- [DATA FOR THIS EXERCISE]
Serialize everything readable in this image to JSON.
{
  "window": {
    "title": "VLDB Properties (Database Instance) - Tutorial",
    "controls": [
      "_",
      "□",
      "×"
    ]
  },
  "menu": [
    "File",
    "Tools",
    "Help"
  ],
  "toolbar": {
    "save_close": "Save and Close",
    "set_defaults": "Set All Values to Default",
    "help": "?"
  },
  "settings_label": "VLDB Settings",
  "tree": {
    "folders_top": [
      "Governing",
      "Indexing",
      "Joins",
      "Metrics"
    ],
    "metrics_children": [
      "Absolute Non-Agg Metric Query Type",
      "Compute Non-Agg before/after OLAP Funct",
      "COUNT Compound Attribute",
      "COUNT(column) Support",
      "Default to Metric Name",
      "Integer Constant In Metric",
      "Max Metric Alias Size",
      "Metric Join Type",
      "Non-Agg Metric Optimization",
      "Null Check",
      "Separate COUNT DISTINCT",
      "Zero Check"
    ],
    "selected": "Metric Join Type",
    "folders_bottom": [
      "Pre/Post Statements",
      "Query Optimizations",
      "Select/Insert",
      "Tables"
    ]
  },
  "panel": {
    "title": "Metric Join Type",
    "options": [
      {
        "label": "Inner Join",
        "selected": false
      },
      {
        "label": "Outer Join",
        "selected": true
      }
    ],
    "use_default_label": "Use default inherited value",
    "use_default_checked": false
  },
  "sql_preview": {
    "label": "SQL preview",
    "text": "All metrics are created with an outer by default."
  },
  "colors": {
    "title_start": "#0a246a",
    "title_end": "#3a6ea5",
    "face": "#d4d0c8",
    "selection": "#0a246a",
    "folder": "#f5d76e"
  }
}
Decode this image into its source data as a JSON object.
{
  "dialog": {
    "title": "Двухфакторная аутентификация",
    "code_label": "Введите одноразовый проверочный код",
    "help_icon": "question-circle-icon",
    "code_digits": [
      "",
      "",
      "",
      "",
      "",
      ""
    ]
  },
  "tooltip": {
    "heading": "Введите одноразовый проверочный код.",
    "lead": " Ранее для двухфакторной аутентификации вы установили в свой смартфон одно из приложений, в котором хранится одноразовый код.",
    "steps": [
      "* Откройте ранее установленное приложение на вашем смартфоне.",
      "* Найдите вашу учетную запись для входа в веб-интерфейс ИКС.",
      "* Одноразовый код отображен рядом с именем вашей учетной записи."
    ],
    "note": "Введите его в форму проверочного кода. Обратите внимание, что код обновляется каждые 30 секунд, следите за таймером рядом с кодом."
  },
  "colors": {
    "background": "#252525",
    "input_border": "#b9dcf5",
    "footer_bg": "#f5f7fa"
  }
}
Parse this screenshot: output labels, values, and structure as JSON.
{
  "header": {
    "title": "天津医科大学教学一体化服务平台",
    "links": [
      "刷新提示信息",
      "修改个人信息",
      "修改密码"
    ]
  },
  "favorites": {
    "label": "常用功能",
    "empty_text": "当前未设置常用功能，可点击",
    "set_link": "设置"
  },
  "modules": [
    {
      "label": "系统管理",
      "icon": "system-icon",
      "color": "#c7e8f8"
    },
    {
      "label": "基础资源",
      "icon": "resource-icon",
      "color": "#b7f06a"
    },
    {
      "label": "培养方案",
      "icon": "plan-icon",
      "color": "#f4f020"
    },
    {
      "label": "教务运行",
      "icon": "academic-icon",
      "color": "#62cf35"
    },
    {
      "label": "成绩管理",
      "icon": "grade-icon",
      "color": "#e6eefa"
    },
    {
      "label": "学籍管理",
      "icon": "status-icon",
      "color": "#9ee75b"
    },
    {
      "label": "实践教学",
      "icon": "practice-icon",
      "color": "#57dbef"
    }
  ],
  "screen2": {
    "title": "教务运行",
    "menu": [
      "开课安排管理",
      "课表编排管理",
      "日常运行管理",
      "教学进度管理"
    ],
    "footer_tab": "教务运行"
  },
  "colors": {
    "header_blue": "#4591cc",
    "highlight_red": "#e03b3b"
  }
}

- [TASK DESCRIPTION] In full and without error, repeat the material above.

- [OUTPUT OF THE TASK]
Serialize everything readable in this image to JSON.
{
  "window": {
    "title": "VLDB Properties (Database Instance) - Tutorial",
    "controls": [
      "_",
      "□",
      "×"
    ]
  },
  "menu": [
    "File",
    "Tools",
    "Help"
  ],
  "toolbar": {
    "save_close": "Save and Close",
    "set_defaults": "Set All Values to Default",
    "help": "?"
  },
  "settings_label": "VLDB Settings",
  "tree": {
    "folders_top": [
      "Governing",
      "Indexing",
      "Joins",
      "Metrics"
    ],
    "metrics_children": [
      "Absolute Non-Agg Metric Query Type",
      "Compute Non-Agg before/after OLAP Funct",
      "COUNT Compound Attribute",
      "COUNT(column) Support",
      "Default to Metric Name",
      "Integer Constant In Metric",
      "Max Metric Alias Size",
      "Metric Join Type",
      "Non-Agg Metric Optimization",
      "Null Check",
      "Separate COUNT DISTINCT",
      "Zero Check"
    ],
    "selected": "Metric Join Type",
    "folders_bottom": [
      "Pre/Post Statements",
      "Query Optimizations",
      "Select/Insert",
      "Tables"
    ]
  },
  "panel": {
    "title": "Metric Join Type",
    "options": [
      {
        "label": "Inner Join",
        "selected": false
      },
      {
        "label": "Outer Join",
        "selected": true
      }
    ],
    "use_default_label": "Use default inherited value",
    "use_default_checked": false
  },
  "sql_preview": {
    "label": "SQL preview",
    "text": "All metrics are created with an outer by default."
  },
  "colors": {
    "title_start": "#0a246a",
    "title_end": "#3a6ea5",
    "face": "#d4d0c8",
    "selection": "#0a246a",
    "folder": "#f5d76e"
  }
}
Decode this image into its source data as a JSON object.
{
  "dialog": {
    "title": "Двухфакторная аутентификация",
    "code_label": "Введите одноразовый проверочный код",
    "help_icon": "question-circle-icon",
    "code_digits": [
      "",
      "",
      "",
      "",
      "",
      ""
    ]
  },
  "tooltip": {
    "heading": "Введите одноразовый проверочный код.",
    "lead": " Ранее для двухфакторной аутентификации вы установили в свой смартфон одно из приложений, в котором хранится одноразовый код.",
    "steps": [
      "* Откройте ранее установленное приложение на вашем смартфоне.",
      "* Найдите вашу учетную запись для входа в веб-интерфейс ИКС.",
      "* Одноразовый код отображен рядом с именем вашей учетной записи."
    ],
    "note": "Введите его в форму проверочного кода. Обратите внимание, что код обновляется каждые 30 секунд, следите за таймером рядом с кодом."
  },
  "colors": {
    "background": "#252525",
    "input_border": "#b9dcf5",
    "footer_bg": "#f5f7fa"
  }
}
Parse this screenshot: output labels, values, and structure as JSON.
{
  "header": {
    "title": "天津医科大学教学一体化服务平台",
    "links": [
      "刷新提示信息",
      "修改个人信息",
      "修改密码"
    ]
  },
  "favorites": {
    "label": "常用功能",
    "empty_text": "当前未设置常用功能，可点击",
    "set_link": "设置"
  },
  "modules": [
    {
      "label": "系统管理",
      "icon": "system-icon",
      "color": "#c7e8f8"
    },
    {
      "label": "基础资源",
      "icon": "resource-icon",
      "color": "#b7f06a"
    },
    {
      "label": "培养方案",
      "icon": "plan-icon",
      "color": "#f4f020"
    },
    {
      "label": "教务运行",
      "icon": "academic-icon",
      "color": "#62cf35"
    },
    {
      "label": "成绩管理",
      "icon": "grade-icon",
      "color": "#e6eefa"
    },
    {
      "label": "学籍管理",
      "icon": "status-icon",
      "color": "#9ee75b"
    },
    {
      "label": "实践教学",
      "icon": "practice-icon",
      "color": "#57dbef"
    }
  ],
  "screen2": {
    "title": "教务运行",
    "menu": [
      "开课安排管理",
      "课表编排管理",
      "日常运行管理",
      "教学进度管理"
    ],
    "footer_tab": "教务运行"
  },
  "colors": {
    "header_blue": "#4591cc",
    "highlight_red": "#e03b3b"
  }
}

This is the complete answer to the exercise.